The next step on my project to wargame Operation Epsom involves creating a map. You can view previous (and future) posts about this project by going to the Operation Epsom tag.
During my research I found some 1944 road maps that were quite detailed and which have also been used in books on the subject. However, there’s almost too much detail to get your head around in these and they lack useful info such as where were the front lines and forces.
But recently I came across an amazing website called Project ’44 created by the Canadian Research and Mapping Association. Their aim is to recreate specifically the location of Canadian forces during the Normandy campaign, but they have also added other Allied and Axis units as well. The maps they have created include filters for units, front lines and different types of maps – including modern satellite images and original reconnaissance photos. I think this is going to be a real godsend for me when I start putting a map together. I am really looking forward to getting on with the next stage of that process now.

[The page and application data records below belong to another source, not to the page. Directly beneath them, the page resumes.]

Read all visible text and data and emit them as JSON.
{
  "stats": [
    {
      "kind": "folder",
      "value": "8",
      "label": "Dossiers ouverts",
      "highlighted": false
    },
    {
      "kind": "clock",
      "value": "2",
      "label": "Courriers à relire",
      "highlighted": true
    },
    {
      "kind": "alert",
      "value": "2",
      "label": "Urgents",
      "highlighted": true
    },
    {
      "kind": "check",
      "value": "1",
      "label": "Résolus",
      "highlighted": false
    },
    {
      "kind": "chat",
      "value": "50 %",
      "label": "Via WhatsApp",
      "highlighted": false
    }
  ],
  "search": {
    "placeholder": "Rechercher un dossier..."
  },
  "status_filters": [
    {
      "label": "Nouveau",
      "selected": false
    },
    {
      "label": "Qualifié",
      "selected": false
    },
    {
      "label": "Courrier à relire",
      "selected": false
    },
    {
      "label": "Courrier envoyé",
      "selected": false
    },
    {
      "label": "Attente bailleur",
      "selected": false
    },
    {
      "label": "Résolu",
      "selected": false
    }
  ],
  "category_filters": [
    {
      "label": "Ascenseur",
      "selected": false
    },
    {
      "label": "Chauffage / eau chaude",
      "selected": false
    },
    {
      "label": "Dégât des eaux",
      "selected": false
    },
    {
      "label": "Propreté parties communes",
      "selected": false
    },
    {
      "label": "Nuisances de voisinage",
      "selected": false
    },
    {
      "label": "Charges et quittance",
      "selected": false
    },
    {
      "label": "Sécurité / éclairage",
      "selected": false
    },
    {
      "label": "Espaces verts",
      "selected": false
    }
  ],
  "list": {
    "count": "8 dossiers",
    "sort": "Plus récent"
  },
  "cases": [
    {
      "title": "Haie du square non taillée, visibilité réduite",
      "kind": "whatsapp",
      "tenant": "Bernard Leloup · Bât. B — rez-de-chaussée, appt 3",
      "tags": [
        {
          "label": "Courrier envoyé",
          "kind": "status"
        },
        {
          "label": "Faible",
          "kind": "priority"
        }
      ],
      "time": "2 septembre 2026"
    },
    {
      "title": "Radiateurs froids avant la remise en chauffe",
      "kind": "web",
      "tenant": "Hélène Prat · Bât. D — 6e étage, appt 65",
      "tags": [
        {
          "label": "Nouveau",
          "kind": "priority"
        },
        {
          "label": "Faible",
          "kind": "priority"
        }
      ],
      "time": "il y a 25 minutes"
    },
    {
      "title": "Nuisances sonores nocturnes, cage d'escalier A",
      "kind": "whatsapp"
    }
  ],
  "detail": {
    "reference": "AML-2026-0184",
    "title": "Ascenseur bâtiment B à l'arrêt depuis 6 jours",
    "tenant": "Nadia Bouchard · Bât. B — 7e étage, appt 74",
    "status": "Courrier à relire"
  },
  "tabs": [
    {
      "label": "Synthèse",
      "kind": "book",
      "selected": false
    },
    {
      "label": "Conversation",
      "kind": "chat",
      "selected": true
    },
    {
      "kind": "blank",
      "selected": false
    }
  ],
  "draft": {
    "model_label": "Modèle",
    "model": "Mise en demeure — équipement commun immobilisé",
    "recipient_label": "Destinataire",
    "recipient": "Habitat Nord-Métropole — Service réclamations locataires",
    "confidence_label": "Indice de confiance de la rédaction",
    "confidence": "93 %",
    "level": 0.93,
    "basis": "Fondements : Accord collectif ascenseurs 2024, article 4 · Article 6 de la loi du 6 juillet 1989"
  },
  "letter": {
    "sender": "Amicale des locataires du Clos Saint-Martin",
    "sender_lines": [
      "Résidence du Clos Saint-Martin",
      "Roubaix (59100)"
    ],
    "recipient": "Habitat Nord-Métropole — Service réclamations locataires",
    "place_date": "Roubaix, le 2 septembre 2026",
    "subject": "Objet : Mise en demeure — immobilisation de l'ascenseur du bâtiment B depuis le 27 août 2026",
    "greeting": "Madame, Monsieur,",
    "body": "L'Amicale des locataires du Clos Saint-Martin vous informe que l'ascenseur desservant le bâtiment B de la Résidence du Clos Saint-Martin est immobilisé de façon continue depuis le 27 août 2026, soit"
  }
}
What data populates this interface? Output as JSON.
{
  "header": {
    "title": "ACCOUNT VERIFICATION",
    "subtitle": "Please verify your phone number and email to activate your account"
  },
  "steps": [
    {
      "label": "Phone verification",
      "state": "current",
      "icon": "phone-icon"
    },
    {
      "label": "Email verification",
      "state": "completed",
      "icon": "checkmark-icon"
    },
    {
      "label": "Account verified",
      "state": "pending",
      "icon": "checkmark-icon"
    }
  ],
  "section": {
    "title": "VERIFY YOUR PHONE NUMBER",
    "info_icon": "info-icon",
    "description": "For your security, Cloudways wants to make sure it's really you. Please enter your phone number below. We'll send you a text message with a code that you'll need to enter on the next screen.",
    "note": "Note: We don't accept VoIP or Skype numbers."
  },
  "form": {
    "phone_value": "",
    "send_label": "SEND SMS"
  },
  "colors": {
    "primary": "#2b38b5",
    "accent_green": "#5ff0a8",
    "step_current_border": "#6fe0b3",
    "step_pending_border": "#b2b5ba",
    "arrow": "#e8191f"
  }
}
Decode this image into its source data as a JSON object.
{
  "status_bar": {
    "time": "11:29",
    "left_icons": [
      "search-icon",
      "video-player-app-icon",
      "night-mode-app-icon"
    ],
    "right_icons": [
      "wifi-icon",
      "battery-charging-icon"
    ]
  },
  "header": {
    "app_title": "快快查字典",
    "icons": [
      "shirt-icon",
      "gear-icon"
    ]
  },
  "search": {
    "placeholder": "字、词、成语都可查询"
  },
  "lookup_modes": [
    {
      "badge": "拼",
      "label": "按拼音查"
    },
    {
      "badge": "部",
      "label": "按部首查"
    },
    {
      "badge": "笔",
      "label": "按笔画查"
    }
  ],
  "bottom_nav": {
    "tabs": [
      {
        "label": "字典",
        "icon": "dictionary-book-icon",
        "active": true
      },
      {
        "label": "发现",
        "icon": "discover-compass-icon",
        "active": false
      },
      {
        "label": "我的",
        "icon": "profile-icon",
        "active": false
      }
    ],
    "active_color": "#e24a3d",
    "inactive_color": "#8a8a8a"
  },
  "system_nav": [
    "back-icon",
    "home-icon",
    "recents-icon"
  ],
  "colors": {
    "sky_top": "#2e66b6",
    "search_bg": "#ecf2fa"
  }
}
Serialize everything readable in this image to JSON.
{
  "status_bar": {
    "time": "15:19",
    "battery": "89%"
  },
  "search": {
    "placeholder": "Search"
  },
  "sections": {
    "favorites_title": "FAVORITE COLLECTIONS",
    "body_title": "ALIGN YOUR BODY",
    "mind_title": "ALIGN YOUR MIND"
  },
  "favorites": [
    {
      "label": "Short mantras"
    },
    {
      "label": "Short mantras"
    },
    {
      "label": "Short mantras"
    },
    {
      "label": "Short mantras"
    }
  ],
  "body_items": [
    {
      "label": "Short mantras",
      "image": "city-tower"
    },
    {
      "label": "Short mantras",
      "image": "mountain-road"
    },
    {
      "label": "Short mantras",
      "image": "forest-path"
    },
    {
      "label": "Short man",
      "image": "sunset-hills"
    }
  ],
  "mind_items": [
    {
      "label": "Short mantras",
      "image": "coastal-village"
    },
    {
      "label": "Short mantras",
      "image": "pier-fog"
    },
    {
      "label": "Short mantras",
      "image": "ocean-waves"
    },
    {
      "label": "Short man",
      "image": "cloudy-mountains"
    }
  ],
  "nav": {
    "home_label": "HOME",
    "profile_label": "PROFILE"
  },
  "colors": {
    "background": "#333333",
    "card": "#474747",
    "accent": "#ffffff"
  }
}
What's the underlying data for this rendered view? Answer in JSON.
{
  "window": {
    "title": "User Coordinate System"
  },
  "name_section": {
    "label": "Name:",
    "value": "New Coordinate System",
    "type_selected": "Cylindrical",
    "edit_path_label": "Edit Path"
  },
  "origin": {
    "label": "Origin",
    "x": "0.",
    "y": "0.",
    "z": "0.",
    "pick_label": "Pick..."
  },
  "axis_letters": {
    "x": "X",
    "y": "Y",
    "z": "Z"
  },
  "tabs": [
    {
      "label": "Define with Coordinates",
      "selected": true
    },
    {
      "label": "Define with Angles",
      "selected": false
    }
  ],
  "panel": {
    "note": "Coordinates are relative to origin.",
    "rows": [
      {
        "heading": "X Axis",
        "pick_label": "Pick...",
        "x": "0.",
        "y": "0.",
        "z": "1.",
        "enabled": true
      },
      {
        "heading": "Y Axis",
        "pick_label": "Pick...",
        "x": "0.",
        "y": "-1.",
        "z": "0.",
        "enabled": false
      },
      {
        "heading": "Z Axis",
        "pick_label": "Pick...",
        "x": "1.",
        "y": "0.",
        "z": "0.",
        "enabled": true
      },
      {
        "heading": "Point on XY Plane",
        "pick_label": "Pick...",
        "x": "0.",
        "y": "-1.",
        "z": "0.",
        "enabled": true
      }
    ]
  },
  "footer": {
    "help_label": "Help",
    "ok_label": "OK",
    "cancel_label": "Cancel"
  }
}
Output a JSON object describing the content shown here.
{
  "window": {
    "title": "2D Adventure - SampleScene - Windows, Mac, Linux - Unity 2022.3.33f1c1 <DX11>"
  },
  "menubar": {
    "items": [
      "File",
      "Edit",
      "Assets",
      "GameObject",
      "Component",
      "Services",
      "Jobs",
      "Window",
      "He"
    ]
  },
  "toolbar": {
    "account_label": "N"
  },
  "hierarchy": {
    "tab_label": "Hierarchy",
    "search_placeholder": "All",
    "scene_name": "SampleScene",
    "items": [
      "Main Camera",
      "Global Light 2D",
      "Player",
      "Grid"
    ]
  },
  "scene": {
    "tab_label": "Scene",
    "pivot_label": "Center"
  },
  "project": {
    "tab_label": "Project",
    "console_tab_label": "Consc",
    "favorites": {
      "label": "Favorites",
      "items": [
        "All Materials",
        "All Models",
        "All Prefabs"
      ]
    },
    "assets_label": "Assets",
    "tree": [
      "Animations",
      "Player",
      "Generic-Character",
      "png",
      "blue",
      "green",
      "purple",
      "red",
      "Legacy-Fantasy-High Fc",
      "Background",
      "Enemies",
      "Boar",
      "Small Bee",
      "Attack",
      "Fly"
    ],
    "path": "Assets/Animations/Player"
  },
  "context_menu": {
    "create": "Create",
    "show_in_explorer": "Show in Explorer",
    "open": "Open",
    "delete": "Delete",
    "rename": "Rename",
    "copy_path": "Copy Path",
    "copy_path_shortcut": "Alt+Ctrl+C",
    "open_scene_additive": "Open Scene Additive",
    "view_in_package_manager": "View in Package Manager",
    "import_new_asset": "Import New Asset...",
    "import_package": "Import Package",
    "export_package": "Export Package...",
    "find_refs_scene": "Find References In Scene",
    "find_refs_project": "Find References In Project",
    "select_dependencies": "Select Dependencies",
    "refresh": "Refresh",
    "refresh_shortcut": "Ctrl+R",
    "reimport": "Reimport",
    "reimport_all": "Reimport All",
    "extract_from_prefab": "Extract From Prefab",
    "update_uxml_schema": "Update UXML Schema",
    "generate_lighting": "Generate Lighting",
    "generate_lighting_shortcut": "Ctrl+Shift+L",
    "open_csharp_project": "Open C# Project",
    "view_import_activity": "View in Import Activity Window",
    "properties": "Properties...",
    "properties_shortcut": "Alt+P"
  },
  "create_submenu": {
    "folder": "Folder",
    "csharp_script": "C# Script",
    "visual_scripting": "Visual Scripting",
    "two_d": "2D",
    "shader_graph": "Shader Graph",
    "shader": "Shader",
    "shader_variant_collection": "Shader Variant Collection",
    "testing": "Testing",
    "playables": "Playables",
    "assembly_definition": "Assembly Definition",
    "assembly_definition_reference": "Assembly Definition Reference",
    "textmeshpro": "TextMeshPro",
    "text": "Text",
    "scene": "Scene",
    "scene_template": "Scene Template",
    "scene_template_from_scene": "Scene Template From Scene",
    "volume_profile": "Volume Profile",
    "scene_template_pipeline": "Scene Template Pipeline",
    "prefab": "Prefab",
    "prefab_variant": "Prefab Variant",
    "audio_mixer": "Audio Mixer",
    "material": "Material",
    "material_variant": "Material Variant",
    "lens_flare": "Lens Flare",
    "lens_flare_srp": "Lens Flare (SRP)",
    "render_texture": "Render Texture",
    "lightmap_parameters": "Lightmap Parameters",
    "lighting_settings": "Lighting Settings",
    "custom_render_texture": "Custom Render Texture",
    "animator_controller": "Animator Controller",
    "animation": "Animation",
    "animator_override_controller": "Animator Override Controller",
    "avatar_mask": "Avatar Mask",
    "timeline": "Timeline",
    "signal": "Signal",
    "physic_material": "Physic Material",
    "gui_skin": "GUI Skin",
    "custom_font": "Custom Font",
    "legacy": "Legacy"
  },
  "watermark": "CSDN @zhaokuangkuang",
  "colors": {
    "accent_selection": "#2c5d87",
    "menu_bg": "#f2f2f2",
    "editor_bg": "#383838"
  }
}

For anyone interested in the history of the Normandy campaign I would really recommend a visit to Project ’44.
In this second post on Wargaming Operation Epsom, I decided to explore the basics of what forces would be required to wargame the battle on a single wargames table. As discussed previously this is a battle that could fit onto a 6 foot wide table at a scale of 100m = 1”, the same scale as Fistful of Tows and some other WW2 rules. The frontage of the attack was 4.5 miles, just over 7 km.
My initial findings were that the British were attacking with 3 divisions. Now this seemed to be a lot fit into one battle on one table. However, having read further I realised that these three divisions weren’t all involved at the same time. In fact, the initial assault was by two brigades of the 15th (Scottish) Infantry Division, with support from independent Armoured Brigades and elements of the 11th Armoured Division. In effect therefore the battle would start with the British attacking with 6 infantry battalions plus supporting units and tank battalions. That feels much more doable on a six foot table – with each battalion having a foot of table as their frontage. At 6mm or 1/300 scale that would work really well I think. I am planning to use “platoon level” rules, where a stand or infantry represents a platoon. So that means an infantry company would be 3 stands, and a British infantry battalion would be 12 infantry stands plus other bits and bobs.
So slightly relieved by that time to press on and do some more research and start planning out what to do next for Wargaming Operation Epsom. I think that will involve looking at the layout of the terrain – how much of the battlefield will be included on the table and what features will be included – for instance would all the villages and roads be needed at this scale?
I am currently reading Max Hasting’s Overlord book. It’s very well written and has also sparked some ideas for WW2 wargaming – particular micro armour/6mm style games. One of the big set-piece operations of the Normandy campaign was Operation Epsom. It was one of the many attempts to take Caen by outflanking it. The attack failed ultimately, although some ground was gained.
The information that Max Hastings provided about it included the fact that the attack frontage for the three British divisions involved was 4.5 miles. That equates to 7.24 km or 7,240 metres. Now there are WW2 wargames rules where the ground scale is 100m = 1″ on the tabletop (such as Fistful of Tows). That means you could fit the attack onto a standard 6′ wargames table. 7240 metres equals 72.42″ at this scale.
Now most wargames even with 1/300/6mm tanks assume that you’re playing with say a regiment or a brigade – not 3 divisions! I am intrigued to see how a wargame of this size might work on a standard 6′ table. I am going to explore possibilities further and will blog again soon about wargaming Operation Epsom.